I write this on vacation. We are going to the “Happiest Place on Earth”. Bryant LOVED Disney and this will be my first time back since he passed. I am sure it will be emotional, he loved being there so much and we used to go every year since the first visit, which was a Wish visit (I am still also involved with the Wish group as well as helping other families). I know for a fact that Bryant is smiling and proud. That’s his Legacy. Life and Love. A beautiful spirit who I was so honored to know and love.
I have much to do to keep up with the life Bryant lived and find myself sometimes falling short. But I know it is a tribute to him to continue the work on behalf of others. His siblings also carry the life lessons from their brother and miss him terribly but they have found ways to connect with him as well; his sister is going into Special Education; his other sister is involved with the School Band and Orchestra (clarinet / cello) and wants to do something in the medical sciences. His brother is still young but I know that Bryant’s spirit and life will continue to move us all in finding new paths and journeys. That’s what his life was all about, growing, learning, teaching and always inspiring.
I miss and love you xo xo Bryant.
About the Author: Cheryl Pacquette has been married for 23 years to Dave, the love of her life. They have four children; Bryant, Emily, Julia, and Liam (21, 13 and 8). All of the Pacquette family are proud to be New Hampshire natives. They currently reside in New Boston, NH.

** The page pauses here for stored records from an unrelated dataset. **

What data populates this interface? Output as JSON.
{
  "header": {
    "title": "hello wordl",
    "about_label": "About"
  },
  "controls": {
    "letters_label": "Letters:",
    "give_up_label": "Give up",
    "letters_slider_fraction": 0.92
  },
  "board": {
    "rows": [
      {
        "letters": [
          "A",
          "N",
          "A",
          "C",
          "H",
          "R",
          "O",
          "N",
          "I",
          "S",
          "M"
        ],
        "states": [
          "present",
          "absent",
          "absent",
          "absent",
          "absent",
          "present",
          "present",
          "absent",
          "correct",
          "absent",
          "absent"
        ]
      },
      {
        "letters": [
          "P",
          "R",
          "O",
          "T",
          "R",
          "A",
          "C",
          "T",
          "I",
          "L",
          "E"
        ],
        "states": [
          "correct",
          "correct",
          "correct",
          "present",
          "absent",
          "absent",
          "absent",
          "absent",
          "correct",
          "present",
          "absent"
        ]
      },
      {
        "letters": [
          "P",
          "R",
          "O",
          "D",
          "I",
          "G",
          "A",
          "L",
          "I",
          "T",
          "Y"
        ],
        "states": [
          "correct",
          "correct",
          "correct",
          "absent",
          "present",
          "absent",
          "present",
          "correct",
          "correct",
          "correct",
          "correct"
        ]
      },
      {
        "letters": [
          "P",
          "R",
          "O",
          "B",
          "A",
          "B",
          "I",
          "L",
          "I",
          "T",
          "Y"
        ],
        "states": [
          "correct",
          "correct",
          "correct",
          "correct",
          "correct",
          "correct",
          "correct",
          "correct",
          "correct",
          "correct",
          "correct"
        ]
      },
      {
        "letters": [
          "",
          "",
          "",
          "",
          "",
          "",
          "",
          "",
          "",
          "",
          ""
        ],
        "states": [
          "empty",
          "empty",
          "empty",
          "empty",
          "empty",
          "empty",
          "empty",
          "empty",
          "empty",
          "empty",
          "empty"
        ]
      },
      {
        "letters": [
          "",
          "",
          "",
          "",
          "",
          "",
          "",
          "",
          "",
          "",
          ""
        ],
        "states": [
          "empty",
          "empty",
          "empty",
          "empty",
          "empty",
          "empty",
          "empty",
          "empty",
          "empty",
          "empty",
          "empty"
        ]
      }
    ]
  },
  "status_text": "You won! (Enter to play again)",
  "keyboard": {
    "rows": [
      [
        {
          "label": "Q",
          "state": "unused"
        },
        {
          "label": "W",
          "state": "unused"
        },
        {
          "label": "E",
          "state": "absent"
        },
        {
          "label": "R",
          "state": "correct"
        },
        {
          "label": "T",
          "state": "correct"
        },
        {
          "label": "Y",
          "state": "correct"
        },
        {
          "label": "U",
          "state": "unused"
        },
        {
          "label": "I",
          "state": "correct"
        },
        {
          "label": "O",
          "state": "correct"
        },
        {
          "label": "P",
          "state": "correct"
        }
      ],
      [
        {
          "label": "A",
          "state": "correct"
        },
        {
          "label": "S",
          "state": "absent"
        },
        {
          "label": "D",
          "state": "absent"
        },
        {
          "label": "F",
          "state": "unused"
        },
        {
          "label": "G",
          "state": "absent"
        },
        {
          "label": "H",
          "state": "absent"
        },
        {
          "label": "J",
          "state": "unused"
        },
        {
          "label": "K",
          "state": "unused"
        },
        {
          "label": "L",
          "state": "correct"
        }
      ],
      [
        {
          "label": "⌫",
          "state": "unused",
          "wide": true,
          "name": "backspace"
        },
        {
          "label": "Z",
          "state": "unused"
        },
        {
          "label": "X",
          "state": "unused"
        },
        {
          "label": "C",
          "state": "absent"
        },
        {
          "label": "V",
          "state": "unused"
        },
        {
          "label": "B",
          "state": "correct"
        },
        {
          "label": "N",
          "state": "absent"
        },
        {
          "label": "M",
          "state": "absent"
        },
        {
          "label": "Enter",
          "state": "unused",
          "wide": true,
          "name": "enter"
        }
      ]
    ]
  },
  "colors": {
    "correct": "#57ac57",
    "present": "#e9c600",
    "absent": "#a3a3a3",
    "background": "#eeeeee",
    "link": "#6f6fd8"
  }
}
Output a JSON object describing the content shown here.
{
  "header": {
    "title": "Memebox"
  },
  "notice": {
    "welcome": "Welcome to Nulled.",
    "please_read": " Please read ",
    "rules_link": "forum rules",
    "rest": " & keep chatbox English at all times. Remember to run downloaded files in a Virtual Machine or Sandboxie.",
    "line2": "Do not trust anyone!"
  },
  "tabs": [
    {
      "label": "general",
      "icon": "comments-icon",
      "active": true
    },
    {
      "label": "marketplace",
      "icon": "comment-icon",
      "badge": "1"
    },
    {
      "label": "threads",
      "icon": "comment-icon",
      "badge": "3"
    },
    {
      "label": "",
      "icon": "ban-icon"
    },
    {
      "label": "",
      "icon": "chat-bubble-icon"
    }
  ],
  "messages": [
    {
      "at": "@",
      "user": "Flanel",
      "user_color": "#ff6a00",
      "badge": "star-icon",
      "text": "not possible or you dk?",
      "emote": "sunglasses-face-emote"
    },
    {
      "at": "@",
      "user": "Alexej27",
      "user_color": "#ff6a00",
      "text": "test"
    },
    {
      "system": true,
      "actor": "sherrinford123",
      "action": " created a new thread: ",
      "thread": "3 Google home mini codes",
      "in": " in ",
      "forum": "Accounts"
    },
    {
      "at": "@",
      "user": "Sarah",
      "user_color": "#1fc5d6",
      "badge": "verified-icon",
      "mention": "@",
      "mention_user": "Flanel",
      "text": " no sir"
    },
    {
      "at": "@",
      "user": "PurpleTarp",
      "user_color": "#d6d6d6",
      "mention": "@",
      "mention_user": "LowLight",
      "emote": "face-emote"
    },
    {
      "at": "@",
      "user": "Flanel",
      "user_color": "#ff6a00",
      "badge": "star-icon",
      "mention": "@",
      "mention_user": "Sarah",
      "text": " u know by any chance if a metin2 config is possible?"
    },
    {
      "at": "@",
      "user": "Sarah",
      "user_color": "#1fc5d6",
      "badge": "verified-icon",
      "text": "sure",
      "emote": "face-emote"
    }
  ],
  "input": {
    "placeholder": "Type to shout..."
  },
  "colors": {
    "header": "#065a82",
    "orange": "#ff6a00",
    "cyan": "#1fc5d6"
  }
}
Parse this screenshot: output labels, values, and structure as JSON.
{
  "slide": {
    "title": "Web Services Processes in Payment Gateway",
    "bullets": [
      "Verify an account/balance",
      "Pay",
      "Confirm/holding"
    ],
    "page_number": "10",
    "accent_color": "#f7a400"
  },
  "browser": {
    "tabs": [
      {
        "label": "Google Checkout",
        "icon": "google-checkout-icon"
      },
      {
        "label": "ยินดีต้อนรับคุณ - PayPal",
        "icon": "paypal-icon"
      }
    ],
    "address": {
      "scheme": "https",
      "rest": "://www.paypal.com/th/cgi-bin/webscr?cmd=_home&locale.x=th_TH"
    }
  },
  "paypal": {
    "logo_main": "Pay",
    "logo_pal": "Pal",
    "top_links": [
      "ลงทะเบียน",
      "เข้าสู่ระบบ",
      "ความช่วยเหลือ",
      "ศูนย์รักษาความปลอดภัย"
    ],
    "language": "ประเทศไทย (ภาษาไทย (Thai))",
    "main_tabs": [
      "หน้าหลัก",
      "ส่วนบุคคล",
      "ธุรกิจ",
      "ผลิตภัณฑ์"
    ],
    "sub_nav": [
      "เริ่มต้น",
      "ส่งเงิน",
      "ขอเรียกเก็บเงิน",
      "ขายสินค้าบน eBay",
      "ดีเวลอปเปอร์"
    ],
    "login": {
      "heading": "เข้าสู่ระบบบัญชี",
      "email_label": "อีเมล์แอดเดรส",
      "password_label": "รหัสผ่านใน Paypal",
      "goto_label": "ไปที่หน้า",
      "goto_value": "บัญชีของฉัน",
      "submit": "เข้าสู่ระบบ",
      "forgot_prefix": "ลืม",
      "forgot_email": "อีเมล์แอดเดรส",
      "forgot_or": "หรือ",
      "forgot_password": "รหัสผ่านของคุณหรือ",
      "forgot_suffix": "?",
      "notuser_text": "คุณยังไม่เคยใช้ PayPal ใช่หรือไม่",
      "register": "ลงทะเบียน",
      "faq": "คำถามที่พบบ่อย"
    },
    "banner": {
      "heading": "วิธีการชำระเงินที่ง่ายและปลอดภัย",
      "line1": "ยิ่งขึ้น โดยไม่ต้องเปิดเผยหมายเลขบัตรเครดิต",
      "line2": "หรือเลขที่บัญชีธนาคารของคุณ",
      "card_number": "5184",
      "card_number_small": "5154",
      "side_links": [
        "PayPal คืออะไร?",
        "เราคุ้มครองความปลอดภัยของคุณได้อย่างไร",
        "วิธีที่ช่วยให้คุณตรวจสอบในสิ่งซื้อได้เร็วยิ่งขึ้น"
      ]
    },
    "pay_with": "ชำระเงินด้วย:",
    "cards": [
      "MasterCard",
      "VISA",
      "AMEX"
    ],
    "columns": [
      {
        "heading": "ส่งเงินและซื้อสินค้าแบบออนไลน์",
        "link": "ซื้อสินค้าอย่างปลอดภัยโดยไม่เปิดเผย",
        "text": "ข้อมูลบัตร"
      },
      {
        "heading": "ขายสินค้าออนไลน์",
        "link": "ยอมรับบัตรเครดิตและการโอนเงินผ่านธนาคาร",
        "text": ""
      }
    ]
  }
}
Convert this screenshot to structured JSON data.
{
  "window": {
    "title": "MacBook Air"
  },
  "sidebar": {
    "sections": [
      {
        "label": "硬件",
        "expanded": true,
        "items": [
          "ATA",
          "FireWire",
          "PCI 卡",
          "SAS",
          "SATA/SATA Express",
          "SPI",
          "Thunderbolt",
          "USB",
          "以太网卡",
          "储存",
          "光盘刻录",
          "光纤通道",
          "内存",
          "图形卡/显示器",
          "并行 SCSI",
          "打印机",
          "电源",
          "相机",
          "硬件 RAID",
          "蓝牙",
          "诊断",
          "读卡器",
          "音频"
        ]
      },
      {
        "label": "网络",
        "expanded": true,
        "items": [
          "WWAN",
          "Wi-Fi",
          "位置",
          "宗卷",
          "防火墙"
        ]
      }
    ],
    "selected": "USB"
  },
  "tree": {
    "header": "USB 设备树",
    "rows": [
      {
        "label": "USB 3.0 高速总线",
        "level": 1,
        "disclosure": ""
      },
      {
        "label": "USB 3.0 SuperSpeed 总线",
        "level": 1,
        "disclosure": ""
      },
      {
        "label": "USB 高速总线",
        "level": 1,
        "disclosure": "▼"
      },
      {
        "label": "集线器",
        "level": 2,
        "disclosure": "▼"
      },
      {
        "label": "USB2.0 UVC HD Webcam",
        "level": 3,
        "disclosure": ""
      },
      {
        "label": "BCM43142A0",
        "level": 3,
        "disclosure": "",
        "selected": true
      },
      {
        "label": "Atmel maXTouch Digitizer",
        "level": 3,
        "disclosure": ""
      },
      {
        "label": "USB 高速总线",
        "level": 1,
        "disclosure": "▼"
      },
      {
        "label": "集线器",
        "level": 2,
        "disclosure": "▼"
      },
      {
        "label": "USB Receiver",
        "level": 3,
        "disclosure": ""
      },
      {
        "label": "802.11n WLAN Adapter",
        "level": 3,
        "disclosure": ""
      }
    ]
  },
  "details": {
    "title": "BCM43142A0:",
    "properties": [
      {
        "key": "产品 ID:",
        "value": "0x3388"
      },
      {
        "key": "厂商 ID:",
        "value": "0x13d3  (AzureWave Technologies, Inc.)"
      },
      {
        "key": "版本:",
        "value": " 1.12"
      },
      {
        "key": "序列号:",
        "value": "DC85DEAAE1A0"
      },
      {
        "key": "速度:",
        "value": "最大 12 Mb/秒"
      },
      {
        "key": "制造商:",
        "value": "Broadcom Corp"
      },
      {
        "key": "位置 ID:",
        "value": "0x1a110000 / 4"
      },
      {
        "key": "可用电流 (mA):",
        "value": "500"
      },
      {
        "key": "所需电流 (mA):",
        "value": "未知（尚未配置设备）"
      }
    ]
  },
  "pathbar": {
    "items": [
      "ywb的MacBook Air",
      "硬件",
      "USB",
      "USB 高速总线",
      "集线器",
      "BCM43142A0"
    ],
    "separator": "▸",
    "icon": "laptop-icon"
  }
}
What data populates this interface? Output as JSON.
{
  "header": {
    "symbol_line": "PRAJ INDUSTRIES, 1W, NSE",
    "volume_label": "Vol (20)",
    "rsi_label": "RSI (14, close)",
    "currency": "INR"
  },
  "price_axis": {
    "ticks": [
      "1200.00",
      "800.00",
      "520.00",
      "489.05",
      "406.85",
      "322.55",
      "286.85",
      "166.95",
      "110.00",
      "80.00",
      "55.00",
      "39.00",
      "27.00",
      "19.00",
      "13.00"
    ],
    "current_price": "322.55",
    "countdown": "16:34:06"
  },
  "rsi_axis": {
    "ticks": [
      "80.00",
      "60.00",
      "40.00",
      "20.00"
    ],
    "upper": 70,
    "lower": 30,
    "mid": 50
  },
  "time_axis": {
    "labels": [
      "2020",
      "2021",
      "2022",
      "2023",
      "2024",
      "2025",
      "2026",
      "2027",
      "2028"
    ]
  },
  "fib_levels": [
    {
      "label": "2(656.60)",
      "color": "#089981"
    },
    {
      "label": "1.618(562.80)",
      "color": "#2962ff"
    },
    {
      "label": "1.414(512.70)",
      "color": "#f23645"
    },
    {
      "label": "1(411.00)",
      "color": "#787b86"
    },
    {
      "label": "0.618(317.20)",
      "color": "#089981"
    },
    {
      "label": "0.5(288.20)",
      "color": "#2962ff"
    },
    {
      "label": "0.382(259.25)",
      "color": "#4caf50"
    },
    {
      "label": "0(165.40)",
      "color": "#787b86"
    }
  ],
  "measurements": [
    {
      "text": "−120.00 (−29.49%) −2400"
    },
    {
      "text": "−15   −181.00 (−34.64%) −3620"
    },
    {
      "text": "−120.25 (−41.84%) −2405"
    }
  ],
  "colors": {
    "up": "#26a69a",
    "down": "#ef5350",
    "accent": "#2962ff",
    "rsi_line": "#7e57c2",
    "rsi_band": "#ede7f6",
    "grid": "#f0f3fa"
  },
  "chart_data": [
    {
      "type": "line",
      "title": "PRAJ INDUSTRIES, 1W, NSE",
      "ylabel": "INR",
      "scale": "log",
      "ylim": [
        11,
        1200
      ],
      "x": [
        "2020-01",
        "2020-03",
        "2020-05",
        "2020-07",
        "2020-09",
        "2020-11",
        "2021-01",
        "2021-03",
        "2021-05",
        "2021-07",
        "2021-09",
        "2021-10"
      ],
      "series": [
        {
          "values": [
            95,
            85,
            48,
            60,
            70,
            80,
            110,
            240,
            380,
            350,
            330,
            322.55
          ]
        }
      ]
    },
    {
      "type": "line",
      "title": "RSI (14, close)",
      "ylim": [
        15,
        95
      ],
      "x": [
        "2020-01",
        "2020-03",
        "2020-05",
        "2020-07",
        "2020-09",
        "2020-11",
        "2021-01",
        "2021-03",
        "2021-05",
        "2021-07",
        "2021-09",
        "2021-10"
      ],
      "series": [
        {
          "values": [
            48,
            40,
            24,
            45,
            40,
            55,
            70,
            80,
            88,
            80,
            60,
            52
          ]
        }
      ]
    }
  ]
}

Cheryl has an EMT License, is an active Certified Emergency Response Team (CERT) member for FEMA, and is currently enrolled in college for a Business Degree. She has recently completed the University of New Hampshire Leadership Course and serves on the High Hopes Wish Foundation Board as the Information Advocate. Cheryl has been appointed by the New Hampshire governor to the Special Education State Advisory Committee (SAC) on the education of students/children with disabilities. Her true passion, besides her family is writing. Cheryl believes that we all can learn something new every day and we can also teach something new. That’s her goal day to day. You may follow Cheryl on Bryant’s Blog.